Griffith Stadium and the Right Field Fence/Wall
Griffith Stadium was used by the Washington Nationals (also known as Senators) from 1911 to 1960. There is an interesting history concerning the RF fence/wall in this ballpark. When the park was quickly rebuilt before the 1911 season after a fire destroyed the prior ball (American league Park II-located on the same site), the wooden RF fence was about 280 feet from home plate at the foul pole. The height of this fence was estimated from photos to have been 11 feet. With a RF dimension of 280 and only an 11 foot fence, there were numerous-for the Deadball Era-home runs. The Washington newspapers referred to these as cheap home runs-most of which were hit by the visiting teams. After the end of the 1913 season the Nationals expanded the ballpark by acquiring the land parcel located behind the 1913 RF fence. With this acquisition the RF dimension became 320 (marked as 328 but a measurement in 1956 showed it to be and have always been 320). The height of the new RF wall was 20 feet.

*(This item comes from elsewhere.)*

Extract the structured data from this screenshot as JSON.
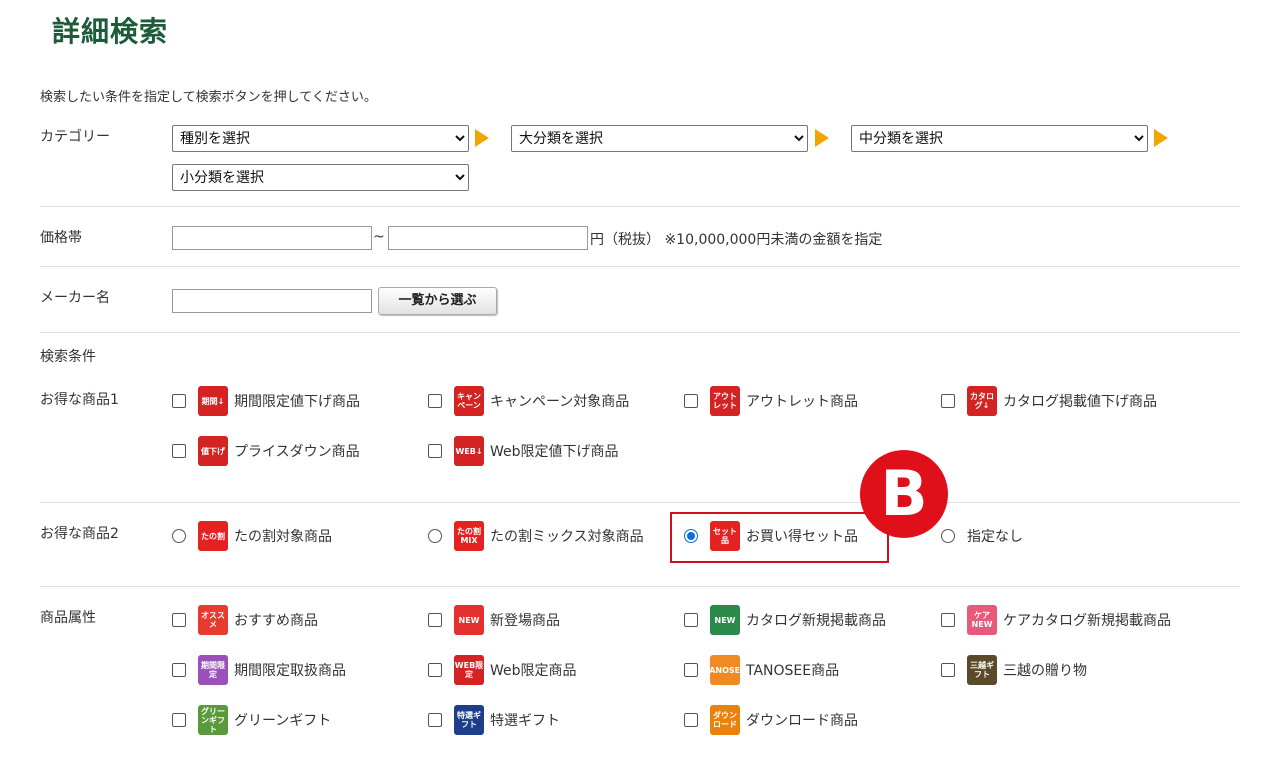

At the same time as the RF dimension was corrected in the 1950s the height of the RF wall was found to be 31 feet not the 28 foot height that had been listed for many seasons. If the height of the RF wall was 20 feet in 1914 and 31 feet in the 1950s, how did the RF wall "grow" 11 feet? While researching home runs at Griffith Stadium in the 1920s the answer was uncovered. From a game account in the New York Times (4-20-1924) it was learned that the height of the RF wall had been increased by six feet for the 1924 season. Again in the early part of the 1925 season (Washington Post of 5-7-1925) it was discovered that the height of the RF wall had again been raised. The first home run hit over the new higher RF wall was on 5-6-1925. By comparison with the final height of the wall it can be concluded that the RF wall was 20 feet in 1914-23, 26 feet in 1924, and 31 feet in 1925 and later seasons.